Exercise prompt ▸ Your job is to return every line in the data holding the string "size".

Record excerpts ▸
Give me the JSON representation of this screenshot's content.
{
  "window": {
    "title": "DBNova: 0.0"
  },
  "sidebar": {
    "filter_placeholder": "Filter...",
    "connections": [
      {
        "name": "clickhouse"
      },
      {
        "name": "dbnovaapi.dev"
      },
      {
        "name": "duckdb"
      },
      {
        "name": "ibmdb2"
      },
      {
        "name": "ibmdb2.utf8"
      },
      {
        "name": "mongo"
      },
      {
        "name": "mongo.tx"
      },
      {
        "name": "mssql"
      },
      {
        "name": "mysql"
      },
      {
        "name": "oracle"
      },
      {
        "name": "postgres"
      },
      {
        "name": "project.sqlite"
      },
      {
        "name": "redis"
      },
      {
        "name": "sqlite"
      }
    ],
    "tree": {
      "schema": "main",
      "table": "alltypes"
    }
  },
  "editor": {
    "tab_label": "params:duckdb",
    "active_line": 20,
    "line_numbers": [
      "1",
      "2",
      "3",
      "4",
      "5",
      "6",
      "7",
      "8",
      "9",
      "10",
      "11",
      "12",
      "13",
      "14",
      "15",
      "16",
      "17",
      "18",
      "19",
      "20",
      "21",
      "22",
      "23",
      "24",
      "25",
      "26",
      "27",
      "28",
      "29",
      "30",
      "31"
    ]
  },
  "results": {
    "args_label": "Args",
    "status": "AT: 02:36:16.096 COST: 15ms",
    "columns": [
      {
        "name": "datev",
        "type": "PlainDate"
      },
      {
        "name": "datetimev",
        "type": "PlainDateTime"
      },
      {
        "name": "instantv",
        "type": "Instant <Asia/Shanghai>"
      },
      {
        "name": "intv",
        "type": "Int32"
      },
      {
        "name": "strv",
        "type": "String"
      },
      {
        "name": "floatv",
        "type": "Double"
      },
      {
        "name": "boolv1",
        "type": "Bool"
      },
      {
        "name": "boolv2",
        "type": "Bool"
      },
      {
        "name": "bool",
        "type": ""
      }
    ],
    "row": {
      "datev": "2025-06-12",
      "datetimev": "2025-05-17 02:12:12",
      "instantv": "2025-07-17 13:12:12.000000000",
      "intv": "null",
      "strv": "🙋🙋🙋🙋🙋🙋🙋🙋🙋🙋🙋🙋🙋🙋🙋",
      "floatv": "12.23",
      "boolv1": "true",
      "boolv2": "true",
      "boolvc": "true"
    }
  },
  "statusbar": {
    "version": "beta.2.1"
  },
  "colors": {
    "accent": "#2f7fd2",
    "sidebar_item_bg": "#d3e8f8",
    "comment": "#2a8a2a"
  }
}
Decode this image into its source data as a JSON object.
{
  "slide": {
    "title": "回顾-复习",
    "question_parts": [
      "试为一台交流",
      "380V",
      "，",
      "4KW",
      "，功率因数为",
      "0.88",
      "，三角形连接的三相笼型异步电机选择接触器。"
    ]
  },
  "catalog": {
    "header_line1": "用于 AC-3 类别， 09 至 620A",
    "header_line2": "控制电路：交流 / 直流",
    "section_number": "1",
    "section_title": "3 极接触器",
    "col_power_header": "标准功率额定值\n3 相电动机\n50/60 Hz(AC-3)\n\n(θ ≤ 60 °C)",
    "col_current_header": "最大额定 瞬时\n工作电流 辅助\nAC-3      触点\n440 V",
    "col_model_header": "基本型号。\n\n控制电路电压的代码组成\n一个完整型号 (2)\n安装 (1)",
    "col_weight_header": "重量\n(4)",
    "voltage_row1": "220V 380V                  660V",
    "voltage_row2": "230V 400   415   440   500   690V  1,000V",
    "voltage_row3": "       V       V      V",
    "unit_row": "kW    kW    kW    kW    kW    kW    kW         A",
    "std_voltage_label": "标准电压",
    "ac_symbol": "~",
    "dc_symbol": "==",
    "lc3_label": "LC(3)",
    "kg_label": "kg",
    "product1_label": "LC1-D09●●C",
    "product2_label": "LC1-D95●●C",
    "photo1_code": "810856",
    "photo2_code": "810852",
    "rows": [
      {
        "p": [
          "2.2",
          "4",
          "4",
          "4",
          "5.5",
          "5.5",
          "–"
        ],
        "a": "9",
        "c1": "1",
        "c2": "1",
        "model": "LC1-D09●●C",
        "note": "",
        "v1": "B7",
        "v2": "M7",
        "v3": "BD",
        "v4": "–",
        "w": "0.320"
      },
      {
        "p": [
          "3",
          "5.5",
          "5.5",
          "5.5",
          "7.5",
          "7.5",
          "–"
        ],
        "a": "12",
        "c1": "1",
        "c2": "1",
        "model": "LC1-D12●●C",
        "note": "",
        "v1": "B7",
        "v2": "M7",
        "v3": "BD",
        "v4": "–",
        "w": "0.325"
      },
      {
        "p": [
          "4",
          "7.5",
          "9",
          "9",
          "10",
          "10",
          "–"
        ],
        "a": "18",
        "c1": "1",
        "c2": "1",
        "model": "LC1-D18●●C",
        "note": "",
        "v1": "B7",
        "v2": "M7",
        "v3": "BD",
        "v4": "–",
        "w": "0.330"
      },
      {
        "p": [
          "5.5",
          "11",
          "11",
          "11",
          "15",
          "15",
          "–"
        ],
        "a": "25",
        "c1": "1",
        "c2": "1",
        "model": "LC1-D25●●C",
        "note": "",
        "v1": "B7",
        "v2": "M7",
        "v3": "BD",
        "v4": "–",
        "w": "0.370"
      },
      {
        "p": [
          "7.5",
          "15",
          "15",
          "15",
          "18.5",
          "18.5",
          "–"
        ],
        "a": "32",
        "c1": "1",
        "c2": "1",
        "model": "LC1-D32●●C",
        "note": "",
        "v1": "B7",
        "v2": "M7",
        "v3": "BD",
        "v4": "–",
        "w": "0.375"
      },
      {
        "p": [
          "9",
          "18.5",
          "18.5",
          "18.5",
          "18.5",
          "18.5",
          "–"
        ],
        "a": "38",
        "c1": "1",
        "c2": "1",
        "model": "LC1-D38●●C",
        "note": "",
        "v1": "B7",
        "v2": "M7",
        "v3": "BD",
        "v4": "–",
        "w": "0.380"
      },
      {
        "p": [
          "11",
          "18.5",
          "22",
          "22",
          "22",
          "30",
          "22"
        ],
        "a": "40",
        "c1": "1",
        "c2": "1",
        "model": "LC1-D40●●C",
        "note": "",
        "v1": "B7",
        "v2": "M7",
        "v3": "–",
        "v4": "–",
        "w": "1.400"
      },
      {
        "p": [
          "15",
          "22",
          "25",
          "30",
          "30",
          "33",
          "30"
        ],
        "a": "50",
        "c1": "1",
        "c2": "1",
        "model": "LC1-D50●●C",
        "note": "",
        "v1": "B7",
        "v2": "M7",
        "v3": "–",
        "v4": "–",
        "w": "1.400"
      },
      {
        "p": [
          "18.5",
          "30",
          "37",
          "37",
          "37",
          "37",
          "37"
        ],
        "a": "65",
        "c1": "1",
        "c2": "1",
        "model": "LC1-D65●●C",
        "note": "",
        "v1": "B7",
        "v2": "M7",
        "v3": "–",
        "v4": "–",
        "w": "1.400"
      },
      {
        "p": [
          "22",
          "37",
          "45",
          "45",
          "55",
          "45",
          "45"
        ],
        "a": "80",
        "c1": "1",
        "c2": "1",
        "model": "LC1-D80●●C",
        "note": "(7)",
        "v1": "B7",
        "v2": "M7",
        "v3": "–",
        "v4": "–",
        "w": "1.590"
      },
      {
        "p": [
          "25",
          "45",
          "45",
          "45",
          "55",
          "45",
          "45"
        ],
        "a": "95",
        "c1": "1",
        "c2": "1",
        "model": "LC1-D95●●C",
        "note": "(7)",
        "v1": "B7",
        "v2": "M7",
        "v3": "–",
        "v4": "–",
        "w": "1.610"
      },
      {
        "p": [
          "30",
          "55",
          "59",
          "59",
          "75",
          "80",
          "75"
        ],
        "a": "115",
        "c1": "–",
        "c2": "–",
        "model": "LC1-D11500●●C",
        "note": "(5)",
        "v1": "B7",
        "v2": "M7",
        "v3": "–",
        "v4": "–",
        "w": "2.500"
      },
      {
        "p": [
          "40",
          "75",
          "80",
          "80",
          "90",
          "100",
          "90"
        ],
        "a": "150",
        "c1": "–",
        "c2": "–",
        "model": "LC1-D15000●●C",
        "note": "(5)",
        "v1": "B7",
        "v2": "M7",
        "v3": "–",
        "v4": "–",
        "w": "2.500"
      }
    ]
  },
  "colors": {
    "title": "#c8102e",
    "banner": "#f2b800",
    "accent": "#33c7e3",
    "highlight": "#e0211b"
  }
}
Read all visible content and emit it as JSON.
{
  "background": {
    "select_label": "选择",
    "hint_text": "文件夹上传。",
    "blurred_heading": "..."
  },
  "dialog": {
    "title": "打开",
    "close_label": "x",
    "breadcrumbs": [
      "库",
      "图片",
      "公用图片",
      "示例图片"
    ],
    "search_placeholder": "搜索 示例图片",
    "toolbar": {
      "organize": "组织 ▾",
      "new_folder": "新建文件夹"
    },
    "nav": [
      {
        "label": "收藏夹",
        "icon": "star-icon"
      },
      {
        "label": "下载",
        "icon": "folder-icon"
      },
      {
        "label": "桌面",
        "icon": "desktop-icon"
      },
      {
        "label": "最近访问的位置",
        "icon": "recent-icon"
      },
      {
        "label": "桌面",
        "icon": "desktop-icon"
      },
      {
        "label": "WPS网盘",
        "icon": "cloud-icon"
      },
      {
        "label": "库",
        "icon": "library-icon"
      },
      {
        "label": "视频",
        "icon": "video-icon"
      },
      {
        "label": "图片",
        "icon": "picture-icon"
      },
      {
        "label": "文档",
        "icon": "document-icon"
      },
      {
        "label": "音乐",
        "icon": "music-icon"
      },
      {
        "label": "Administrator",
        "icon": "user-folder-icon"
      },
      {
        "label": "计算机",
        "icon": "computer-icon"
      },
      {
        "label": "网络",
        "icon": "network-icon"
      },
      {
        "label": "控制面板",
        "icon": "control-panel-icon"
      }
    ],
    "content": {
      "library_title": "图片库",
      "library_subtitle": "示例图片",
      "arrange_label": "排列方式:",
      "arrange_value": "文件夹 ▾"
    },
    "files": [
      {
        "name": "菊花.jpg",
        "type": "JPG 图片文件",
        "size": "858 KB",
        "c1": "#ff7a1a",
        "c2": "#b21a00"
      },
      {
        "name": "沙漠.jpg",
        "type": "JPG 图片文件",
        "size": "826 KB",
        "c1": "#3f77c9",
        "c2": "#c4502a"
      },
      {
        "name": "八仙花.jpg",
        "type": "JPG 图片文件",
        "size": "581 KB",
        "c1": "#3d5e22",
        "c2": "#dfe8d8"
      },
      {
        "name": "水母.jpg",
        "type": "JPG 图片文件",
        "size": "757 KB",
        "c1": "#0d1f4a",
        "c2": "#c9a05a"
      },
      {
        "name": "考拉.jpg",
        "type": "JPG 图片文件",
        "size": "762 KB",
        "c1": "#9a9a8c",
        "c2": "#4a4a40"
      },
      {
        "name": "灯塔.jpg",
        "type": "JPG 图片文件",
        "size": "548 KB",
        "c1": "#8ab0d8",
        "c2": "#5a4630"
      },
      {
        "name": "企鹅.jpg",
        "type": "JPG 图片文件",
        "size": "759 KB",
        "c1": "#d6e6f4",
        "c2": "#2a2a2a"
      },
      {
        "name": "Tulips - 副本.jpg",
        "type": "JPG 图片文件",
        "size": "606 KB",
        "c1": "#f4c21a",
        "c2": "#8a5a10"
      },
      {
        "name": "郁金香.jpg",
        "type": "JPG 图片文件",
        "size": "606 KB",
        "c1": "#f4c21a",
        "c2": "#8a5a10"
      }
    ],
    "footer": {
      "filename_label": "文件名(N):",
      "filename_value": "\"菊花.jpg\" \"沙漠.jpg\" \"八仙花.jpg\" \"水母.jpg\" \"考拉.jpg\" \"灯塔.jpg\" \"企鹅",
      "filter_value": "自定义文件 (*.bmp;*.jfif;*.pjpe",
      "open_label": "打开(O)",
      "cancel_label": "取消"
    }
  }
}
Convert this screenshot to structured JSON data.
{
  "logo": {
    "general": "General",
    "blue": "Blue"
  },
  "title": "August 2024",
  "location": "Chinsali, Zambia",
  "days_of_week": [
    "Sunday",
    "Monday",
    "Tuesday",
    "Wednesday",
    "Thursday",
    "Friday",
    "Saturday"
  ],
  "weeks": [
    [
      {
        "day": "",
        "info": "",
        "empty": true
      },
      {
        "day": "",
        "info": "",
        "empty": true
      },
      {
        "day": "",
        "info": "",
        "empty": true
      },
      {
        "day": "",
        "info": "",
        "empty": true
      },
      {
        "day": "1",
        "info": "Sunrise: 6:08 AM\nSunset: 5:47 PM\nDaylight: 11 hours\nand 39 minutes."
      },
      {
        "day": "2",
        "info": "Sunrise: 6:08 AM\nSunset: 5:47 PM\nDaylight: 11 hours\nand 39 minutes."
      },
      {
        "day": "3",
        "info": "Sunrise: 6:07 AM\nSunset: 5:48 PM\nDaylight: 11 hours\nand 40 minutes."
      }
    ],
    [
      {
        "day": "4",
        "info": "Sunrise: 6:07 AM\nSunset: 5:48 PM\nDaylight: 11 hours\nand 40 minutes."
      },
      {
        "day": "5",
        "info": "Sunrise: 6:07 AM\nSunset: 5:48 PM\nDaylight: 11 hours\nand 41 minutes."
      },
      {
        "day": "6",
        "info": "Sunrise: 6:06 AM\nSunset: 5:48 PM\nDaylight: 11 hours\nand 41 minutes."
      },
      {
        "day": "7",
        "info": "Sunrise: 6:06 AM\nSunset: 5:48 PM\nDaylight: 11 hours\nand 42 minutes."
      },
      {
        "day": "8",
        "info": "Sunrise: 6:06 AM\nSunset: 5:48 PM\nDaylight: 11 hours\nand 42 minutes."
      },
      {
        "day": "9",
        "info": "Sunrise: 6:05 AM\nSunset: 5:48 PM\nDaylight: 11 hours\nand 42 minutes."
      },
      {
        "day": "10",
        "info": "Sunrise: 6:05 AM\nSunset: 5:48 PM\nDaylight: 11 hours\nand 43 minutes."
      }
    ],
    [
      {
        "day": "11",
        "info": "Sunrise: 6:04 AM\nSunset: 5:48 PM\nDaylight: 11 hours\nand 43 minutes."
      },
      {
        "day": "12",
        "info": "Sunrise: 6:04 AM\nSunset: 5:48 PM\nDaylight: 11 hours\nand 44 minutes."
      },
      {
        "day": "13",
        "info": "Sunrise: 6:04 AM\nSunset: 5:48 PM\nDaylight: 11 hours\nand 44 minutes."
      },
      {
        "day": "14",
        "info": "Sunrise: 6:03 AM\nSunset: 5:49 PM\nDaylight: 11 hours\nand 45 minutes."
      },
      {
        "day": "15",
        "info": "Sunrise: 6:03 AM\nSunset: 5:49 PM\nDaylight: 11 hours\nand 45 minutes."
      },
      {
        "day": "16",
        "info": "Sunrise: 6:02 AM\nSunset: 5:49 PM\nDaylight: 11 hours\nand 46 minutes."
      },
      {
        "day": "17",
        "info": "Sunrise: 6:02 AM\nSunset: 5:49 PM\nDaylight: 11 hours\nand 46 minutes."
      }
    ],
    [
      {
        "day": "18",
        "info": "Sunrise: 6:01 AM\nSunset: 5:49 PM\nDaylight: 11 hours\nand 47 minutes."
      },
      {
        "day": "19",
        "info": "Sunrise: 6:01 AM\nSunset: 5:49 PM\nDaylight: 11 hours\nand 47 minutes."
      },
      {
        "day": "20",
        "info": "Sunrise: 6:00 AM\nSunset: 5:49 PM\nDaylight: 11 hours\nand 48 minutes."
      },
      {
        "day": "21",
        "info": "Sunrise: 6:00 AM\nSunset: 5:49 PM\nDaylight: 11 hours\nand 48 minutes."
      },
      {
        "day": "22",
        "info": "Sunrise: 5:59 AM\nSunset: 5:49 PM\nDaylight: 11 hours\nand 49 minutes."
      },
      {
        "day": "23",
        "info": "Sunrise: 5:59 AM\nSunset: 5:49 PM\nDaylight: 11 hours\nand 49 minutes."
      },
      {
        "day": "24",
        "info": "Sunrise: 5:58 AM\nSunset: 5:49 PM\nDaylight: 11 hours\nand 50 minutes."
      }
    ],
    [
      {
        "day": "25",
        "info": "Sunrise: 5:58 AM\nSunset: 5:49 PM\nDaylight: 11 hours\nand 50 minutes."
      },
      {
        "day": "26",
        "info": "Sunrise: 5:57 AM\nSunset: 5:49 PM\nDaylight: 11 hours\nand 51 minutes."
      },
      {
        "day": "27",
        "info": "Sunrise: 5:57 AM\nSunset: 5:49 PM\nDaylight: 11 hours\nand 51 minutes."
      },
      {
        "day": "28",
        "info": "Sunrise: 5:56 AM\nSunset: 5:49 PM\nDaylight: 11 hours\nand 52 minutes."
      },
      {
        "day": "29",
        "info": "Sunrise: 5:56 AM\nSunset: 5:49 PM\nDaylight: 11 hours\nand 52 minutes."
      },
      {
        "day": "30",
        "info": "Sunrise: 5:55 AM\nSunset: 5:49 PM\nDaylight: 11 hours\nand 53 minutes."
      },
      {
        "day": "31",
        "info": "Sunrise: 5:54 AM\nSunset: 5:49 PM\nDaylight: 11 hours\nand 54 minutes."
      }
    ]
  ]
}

Problem solution ▸
        "size": "858 KB",
        "size": "826 KB",
        "size": "581 KB",
        "size": "757 KB",
        "size": "762 KB",
        "size": "548 KB",
        "size": "759 KB",
        "size": "606 KB",
        "size": "606 KB",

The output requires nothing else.